Top officials of the International Monetary Fund say the organization must reform to be able to respond more quickly to crises in the changing global economy. IMF officials concluded two days of meetings in Washington with a statement calling for structural reforms of the organization.

British Chancellor of the Exchequer Gordon Brown says the global economy has undergone rapid changes in recent years, and so too, must the 61-year-old IMF. "We resolve to make the IMF more fit for purpose in a global economy and more able to address challenges that are quite different from 1945 when the IMF was created," he said.

In recent years the global economy has posted strong gains, and IMF officials say they expect that growth to continue for at least the next couple of years. But with the growth has come some risks, including massive trade imbalances and high oil prices. Brown, who chair's the IMF's steering committee, said meeting those new challenges will require the IMF to take a broader approach. "The IMF should monitor in future more deeply - not just country policies but the linkages and spillover effects of one country's policies on others in the global economy," he said.

The broader approach could include expanding IMF monitoring of countries' economic policies or strengthening oversight of exchange-rate practices.

Officials say the reforms could be particularly useful in resolving regional trade imbalances.

Other proposed reforms include giving some countries a greater voice in IMF decision making. IMF Chief Rodrigo de Rato says he supports such a change because it could give the Fund more legitimacy. "I have spoken several times about the need for increased voting power for some countries, including a number of emerging market economies to ensure that they have a role in the Fund's decision-making process that accords with their increasing importance in the world economy," he said.

IMF critics have charged that poor countries have been underrepresented on the organization. Others say the Fund has become weak and ineffective as the world's lender of last resort.

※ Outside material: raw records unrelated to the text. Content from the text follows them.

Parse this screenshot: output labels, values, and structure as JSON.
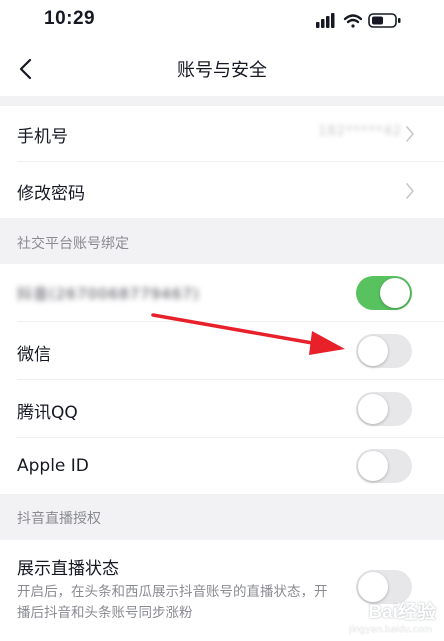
{
  "status_bar": {
    "time": "10:29"
  },
  "nav": {
    "title": "账号与安全"
  },
  "account_rows": [
    {
      "label": "手机号",
      "value": "182*****42"
    },
    {
      "label": "修改密码"
    }
  ],
  "social_section": {
    "title": "社交平台账号绑定",
    "items": [
      {
        "label": "抖音(2670068779467)",
        "enabled": true
      },
      {
        "label": "微信",
        "enabled": false
      },
      {
        "label": "腾讯QQ",
        "enabled": false
      },
      {
        "label": "Apple ID",
        "enabled": false
      }
    ]
  },
  "live_section": {
    "title": "抖音直播授权",
    "item": {
      "label": "展示直播状态",
      "description": "开启后，在头条和西瓜展示抖音账号的直播状态，开播后抖音和头条账号同步涨粉",
      "enabled": false
    }
  },
  "colors": {
    "toggle_on": "#58c25f",
    "toggle_off": "#e7e7ea",
    "annotation": "#e8202a"
  },
  "watermark": {
    "text": "Bai经验",
    "url": "jingyan.baidu.com"
  }
}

Critics will have the opportunity to see whether the recommended reforms go far enough when IMF officials gather at the organization's annual meeting in Singapore in September.